Councilman Clark Goodchild made the motion approving the project not to exceed $130,000, and also had words of praise for the theatre.
“I think that organization does a phenomenal job,” Goodchild said.
(Sentinel Photo by Kim Fickett) At left, the Postal Playhouse North Addition project will soon be underway, thanks to an $100,000 grant from The Gilchrist Foundation of Sioux City. The addition will see the theatre’s backstage and production area substantially expand.
LE MARS — A proposed project at the Postal Playhouse is one step closer to reality, thanks to a source outside Plymouth County.
The Le Mars Community Theatre has received a $100,000 grant from the The Gilchrist Foundation of Sioux City, for the theatre’s proposed North Addition project.
“In the early spring, Scott Langel (Le Mars city administrator) applied to the LABF (Le Mars Area Betterment Foundation) on our behalf for the $100,000 we were looking for to add the addition to the theatre,” Community Theatre Board President Danna Schuster said. “A lot of the funds the LABF had to work with at that time had already been designated to other projects, so they had to table our request.”
The Gilchrist Foundation, which provides incentives and funds to pre-selected nonprofit organizations in the arts, wildlife and conservation, and public broadcasting, got wind of the proposed addition, and encouraged the LABF to apply for a grant through the foundation.
LABF Board President Mike Donlin said the group received word last week of the funding.
“We’re just so very grateful that we could find this kind of fit, one foundation helping another.
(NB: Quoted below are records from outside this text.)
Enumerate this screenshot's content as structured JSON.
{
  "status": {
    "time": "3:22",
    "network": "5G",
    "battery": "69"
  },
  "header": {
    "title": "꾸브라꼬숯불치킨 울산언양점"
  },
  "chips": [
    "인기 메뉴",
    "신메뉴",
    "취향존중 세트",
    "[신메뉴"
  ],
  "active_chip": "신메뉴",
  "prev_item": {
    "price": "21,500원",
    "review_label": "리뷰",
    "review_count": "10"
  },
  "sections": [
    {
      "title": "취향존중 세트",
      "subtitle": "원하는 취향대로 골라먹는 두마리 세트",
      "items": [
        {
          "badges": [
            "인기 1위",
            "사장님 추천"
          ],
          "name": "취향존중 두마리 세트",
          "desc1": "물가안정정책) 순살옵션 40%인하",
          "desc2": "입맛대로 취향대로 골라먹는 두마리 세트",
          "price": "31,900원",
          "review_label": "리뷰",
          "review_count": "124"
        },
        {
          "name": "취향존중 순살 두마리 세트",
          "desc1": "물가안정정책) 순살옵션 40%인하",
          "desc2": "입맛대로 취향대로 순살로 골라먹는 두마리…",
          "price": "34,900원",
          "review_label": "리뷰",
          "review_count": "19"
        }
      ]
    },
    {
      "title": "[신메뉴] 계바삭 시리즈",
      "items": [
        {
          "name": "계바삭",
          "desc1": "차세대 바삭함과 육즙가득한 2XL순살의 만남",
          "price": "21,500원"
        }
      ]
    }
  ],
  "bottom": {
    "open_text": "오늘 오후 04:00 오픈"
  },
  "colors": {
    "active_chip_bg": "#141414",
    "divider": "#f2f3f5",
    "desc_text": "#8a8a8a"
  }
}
We certainly mean to pay it forward and do the same kind of thing,” Donlin said.
The $100,000 will go towards the North Addition project, which Schuster explained in detail.
“We are going to build about 14 feet out and 40 feet wide from the back end of the building,” Schuster said. “Basically it’s going to allow us some more flexibility in staging productions, better technical abilities and more storage. When that building was built 100 years ago as a post office, the things we’re trying to do now weren’t thought of at that time.”
“It’s going to give us a lot more flexibility and capability as far as what productions we can stage. If anybody has ever been in our backstage area they know it’s pretty tight,” she said. “Possibly we’ll be able to have larger casts and do some shows that weren’t in our realm before. Anytime you can see a show that has a better technical scene, you always enjoy that a little bit more.”
Schuster emphasized support from The Gilchrist Foundation benefits not only the theatre, but the community at large.
“Over the years at the theatre, we’ve always tried to do things within the scope of what we are able to generate and do by ourselves, and of course this project was going to be bigger than that,” she said. “We’ve always been thrilled to do what we wanted to do without having to ask the community or our supporters for a lot of extra funding.”
Now that funding has been secured, the hope is for work to begin later this month or early September.
“We have our ducks in a row at the theater. We have everything moved out that we need and we’re ready to roll as soon as somebody calls,” Schuster said.
The outpouring of community and financial support isn’t lost on those involved with the theater.
“”It makes us feel like what we’re doing is important and maybe as important to other people as it is to us,” Schuster concluded.
Postal Playhouse receives $100,000 grant
Friday, August 4, 2017
By Thomas Schreiber, news reporter